Inaaya is a women’s luxury brand that celebrates traditional craft. Pakistan is a country with a rich cultural heritage; we aim to revive and elevate local craft by blending it with modern silhouettes to ensure its relevance on global runways.
Using timeless techniques, our design signature is high fashion and minimalistic. The brand offers a range of clothing and accessories with everything from tunics to statement necklaces.
Inaaya also pays homage to its roots by ethically employing dozens of artisans in interior Sindh to manufacture the distinctive embellishments which are an intrinsic part of the brand’s design signature.
Conceptualized and created by Naushaba Brohi, the impetus fuelling Inaaya is to create sustainable income opportunities for women that build on their skills, value their craft and enable them to contribute to the development of their communities
Launched in 2012 the brand has received many accolades, including being featured in Vogue India, designed and manufactured a co-branded line for Sana Safinaz and received a standing ovation at its debut at Fashion week in Karachi, Pakistan. Most recently Naushaba won the Young Creative Entrepreneurs Award by the British Council Karachi and the Ladies Fund award for Entrepreneur in the Spotlight.
Inaaya has been created at an opportune time when the world is searching for its conscience. We are dedicated to developing and promoting artisanal entrepreneurship and prosperity for rural craftswomen. We believe that luxury is in the human investment.
I had nine years work experience in the media, from being the Pakistan Vice President of the only international fashion channel – FTV, to the editor of the Style pages of Express Tribune. Both were senior management positions. After graduating from the National College of Arts, I started as a television set designer and worked my way up in the field of fashion, style and entertainment.
I was financially independent; I was a single parent; the mother of a beautiful, healthy baby girl, and had an extremely supportive family and friends. But I felt defeated. In my search of myself, I wiped the slate clean. I quit my job, packed baby and a bag and flood devastated district with some vague ideas about ‘giving back’.
Pakistan’s society, government and non-profit sector rallied behind the displaced people and helped however they could, and once the water subsided and rations were distributed, others had to get back to their lives. But by then, my future was enmeshed with theirs.
The next 18 months were a whirlwind of road trips, trials, errors, experiments, crashing nerves and rising joy that resulted in the fashion label Inaaya.
In August of 2011, during the flood relief efforts in rural Sindh, while distributing rations, the women and I exchanged stories Their burdens were so much weightier than mine. I was there supposedly to assist them; instead, it seemed like they were helping me learn a lesson in perseverance. The women and I, our dreams interweaved. I knew then, that I had to try harder to dream bigger.
I took the risk. I put my career and financial security on the line for the idea, resigned from a comfortable job, spent whatever little savings I had and every moment I could wrest away from childcare into an uncertain venture.
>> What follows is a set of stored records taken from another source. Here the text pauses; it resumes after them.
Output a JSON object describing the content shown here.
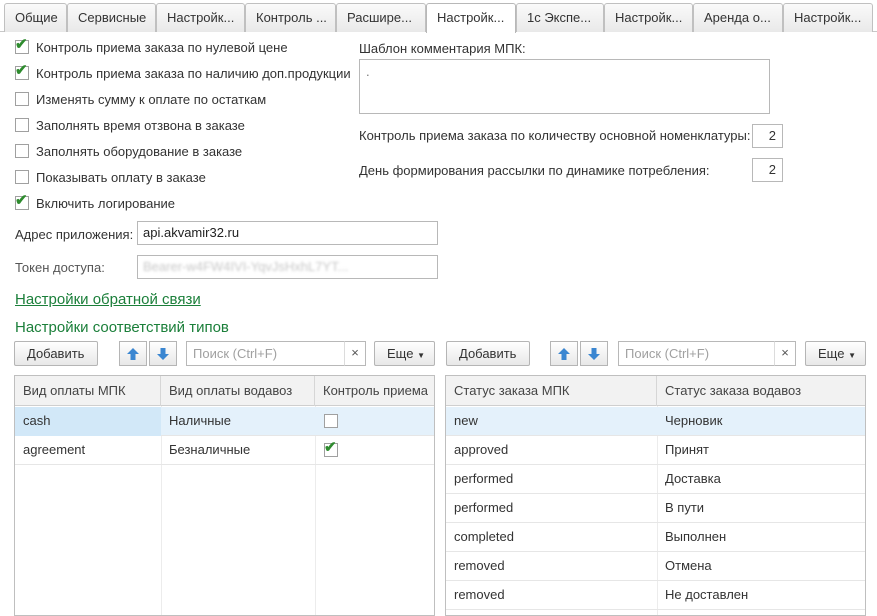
{
  "tabs": [
    {
      "label": "Общие"
    },
    {
      "label": "Сервисные"
    },
    {
      "label": "Настройк..."
    },
    {
      "label": "Контроль ..."
    },
    {
      "label": "Расшире..."
    },
    {
      "label": "Настройк..."
    },
    {
      "label": "1с Экспе..."
    },
    {
      "label": "Настройк..."
    },
    {
      "label": "Аренда о..."
    },
    {
      "label": "Настройк..."
    }
  ],
  "checkboxes": [
    {
      "label": "Контроль приема заказа по нулевой цене",
      "checked": true
    },
    {
      "label": "Контроль приема заказа по наличию доп.продукции",
      "checked": true
    },
    {
      "label": "Изменять сумму к оплате по остаткам",
      "checked": false
    },
    {
      "label": "Заполнять время отзвона в заказе",
      "checked": false
    },
    {
      "label": "Заполнять оборудование в заказе",
      "checked": false
    },
    {
      "label": "Показывать оплату в заказе",
      "checked": false
    },
    {
      "label": "Включить логирование",
      "checked": true
    }
  ],
  "app_address": {
    "label": "Адрес приложения:",
    "value": "api.akvamir32.ru"
  },
  "access_token": {
    "label": "Токен доступа:",
    "value": "Bearer-w4FW4IVI-YqvJsHxhL7YT..."
  },
  "mpk_comment": {
    "label": "Шаблон комментария МПК:",
    "value": "."
  },
  "nomenclature_control": {
    "label": "Контроль приема заказа по количеству основной номенклатуры:",
    "value": "2"
  },
  "mailing_day": {
    "label": "День формирования рассылки по динамике потребления:",
    "value": "2"
  },
  "feedback_link": "Настройки обратной связи",
  "type_mapping_title": "Настройки соответствий типов",
  "toolbar": {
    "add_label": "Добавить",
    "search_placeholder": "Поиск (Ctrl+F)",
    "clear_glyph": "×",
    "more_label": "Еще"
  },
  "payment_table": {
    "headers": [
      "Вид оплаты МПК",
      "Вид оплаты водавоз",
      "Контроль приема"
    ],
    "rows": [
      {
        "mpk": "cash",
        "vodavoz": "Наличные",
        "control": false
      },
      {
        "mpk": "agreement",
        "vodavoz": "Безналичные",
        "control": true
      }
    ]
  },
  "status_table": {
    "headers": [
      "Статус заказа МПК",
      "Статус заказа водавоз"
    ],
    "rows": [
      {
        "mpk": "new",
        "vodavoz": "Черновик"
      },
      {
        "mpk": "approved",
        "vodavoz": "Принят"
      },
      {
        "mpk": "performed",
        "vodavoz": "Доставка"
      },
      {
        "mpk": "performed",
        "vodavoz": "В пути"
      },
      {
        "mpk": "completed",
        "vodavoz": "Выполнен"
      },
      {
        "mpk": "removed",
        "vodavoz": "Отмена"
      },
      {
        "mpk": "removed",
        "vodavoz": "Не доставлен"
      }
    ]
  },
  "colors": {
    "accent_green": "#1b7f3a",
    "selection": "#e4f1fb",
    "check": "#2e8b2e",
    "arrow_blue": "#3a86d1"
  }
}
I had the idea of using women’s craft skills into creating luxury couture that promised high returns for myself as well as for the women. I was able to execute this idea into successful innovation that the fashion industry applauded – recognition by an industry otherwise hostile to newcomers and outsiders.
Risk taking, innovation and successful execution are hallmarks of entrepreneurs. I was able to actualize this startup with minimum funds, as all I had were my personal savings.
We believe luxury is in human investment.
Losing her seven year old sister Shahzadi in the 2011 floods made Sughra determined to change the fate of her family. Five years later, she's preparing for her final B.A exams and wants to do her Masters next. She leads a team of 20 women for Inaaya.
50-year-old mother of six, has grown her team from six women to thirty. Is an expert at pattern-cutting for 'rilli' work, is hopeful that one of her daughters will join in her business. Leads our team in Langah.
Nusrat was the first woman in her village to go to college. The Sindh Rural Support Organization offered to enroll her in a project of Master Trainers. Since 2004 she has trained over fifty women in her village in textiles, quilt work and embroidery. Nusrat leads our team in Bhaggodero.
As your life’s journey progresses, please take a piece of our history and make it a part of yours.
Derived from the Sindhi word 'ralaana' which means 'to mix or connect. It's quilting done with either applique or patchwork
The urdu word for mirror. Tiny mirrors are placed in patterns and sown in with either silk or woollen thread.
Kundi is the needle used for this traditional Sindhi embroidery. Its a fine chain stitch that can be done on various materials ranging from cotton, to silk and even leather.
Geometric embroidery starts with a framework of Sindhi cross stitch which is then filled with interlacing.
Hand block-printed fabric, processed with various organic vegetable dyes to create a print.